Vision-enhanced robots that can halt their movement on a factory line if they sense an obstruction. Smarter real-time condition monitoring systems that can alert you that a fleet vehicle is going to need service soon because it’s been slogging through lousy weather. Sensors and drone-enabled digital photography that combine to create a rich facility data history that can help a utility company, for example, spot an emerging structural problem at a substation before it can turn into a catastrophe.
It’s not science fiction, and it’s not a vision of the manufacturing and materials movement environment 20 years from now. It’s what context-aware technology – tech that detects and records details about the environment in which an asset is operating – looks like today. And it’s what industry giants like Caterpillar and Boeing are investing in heavily in their efforts to slash inefficiencies and remain as competitive as possible.
“The technology is there,” says Rick Veague, CTO at IFS North America. “This isn’t stuff that people are dreaming up right now. It exists; it’s real; it’s usable.”
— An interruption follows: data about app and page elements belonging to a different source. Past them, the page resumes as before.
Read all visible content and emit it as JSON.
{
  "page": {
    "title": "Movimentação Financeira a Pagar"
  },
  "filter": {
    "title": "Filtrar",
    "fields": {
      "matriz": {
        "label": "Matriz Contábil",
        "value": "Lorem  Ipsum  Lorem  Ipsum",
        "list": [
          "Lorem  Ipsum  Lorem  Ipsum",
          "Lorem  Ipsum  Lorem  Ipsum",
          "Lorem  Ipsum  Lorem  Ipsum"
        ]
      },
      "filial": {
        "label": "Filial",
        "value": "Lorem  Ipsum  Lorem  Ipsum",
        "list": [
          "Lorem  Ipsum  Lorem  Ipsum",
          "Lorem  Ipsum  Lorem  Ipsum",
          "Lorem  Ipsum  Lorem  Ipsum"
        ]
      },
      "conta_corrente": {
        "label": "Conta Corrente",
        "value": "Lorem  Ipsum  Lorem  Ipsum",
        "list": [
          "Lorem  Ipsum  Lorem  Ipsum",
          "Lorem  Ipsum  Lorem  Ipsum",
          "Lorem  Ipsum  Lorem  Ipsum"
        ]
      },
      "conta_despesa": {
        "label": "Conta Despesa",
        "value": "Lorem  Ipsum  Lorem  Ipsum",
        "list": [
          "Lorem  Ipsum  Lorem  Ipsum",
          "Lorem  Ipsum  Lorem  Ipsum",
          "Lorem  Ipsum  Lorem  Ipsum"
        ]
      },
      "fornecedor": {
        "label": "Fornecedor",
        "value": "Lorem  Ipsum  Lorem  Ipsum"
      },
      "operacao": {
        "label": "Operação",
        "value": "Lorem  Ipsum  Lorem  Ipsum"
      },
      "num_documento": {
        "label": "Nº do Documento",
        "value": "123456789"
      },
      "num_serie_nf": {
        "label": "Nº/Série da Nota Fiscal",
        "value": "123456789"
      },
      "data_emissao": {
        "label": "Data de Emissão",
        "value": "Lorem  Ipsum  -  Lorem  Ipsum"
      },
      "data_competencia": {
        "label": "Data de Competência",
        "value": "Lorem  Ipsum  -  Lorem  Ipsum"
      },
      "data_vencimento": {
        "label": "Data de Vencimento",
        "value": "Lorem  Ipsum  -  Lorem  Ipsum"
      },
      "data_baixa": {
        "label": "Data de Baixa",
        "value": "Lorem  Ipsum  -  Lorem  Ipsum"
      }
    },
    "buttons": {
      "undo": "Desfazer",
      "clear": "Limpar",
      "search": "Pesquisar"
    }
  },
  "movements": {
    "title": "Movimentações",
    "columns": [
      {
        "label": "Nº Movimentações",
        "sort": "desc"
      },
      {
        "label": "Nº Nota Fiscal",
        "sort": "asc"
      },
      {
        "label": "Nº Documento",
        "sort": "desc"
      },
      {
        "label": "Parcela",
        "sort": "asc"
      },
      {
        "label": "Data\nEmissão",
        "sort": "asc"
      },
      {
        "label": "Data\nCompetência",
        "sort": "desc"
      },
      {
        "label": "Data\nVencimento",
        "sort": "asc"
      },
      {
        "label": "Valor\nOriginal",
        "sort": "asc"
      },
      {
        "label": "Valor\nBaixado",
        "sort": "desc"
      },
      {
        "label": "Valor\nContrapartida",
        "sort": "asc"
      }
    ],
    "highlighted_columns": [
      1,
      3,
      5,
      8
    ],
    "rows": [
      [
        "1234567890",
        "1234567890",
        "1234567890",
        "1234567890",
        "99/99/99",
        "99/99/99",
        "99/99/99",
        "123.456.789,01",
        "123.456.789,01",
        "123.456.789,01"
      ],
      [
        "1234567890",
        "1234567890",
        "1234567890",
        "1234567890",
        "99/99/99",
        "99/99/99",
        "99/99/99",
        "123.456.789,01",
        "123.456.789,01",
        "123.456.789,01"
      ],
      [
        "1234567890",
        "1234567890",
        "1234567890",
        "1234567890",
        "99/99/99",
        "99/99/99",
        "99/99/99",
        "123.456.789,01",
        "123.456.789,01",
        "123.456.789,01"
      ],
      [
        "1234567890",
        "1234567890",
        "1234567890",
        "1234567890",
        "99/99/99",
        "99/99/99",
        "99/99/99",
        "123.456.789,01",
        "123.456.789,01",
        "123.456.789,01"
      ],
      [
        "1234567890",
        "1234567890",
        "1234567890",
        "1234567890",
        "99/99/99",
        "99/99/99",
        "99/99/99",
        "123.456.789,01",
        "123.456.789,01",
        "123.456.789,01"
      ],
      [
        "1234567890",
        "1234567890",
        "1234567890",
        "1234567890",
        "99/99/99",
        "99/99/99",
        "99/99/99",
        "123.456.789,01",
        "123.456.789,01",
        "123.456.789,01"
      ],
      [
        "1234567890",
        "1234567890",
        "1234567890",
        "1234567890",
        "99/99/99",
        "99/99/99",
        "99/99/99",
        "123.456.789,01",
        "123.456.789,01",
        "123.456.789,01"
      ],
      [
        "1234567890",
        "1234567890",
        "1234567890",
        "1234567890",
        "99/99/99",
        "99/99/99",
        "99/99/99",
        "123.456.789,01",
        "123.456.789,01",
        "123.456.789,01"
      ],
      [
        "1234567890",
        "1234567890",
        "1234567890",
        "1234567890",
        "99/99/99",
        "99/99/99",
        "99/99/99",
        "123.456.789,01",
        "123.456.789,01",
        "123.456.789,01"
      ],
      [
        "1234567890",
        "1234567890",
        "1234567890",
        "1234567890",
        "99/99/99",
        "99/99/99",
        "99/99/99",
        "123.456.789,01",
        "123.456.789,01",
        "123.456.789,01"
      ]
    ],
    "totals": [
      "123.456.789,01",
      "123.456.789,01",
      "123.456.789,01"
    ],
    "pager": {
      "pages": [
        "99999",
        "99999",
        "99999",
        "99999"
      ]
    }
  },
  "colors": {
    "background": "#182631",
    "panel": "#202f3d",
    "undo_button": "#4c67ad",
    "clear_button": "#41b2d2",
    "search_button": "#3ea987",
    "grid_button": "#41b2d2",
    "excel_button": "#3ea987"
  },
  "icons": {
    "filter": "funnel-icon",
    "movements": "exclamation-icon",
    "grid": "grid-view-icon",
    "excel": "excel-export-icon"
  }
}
And yet for a large swath of discrete manufacturing organizations, context-aware technologies aren’t in use – yet. That’s a problem, says Veague, because an asset “doesn’t exist in a vacuum; it exists in some context.”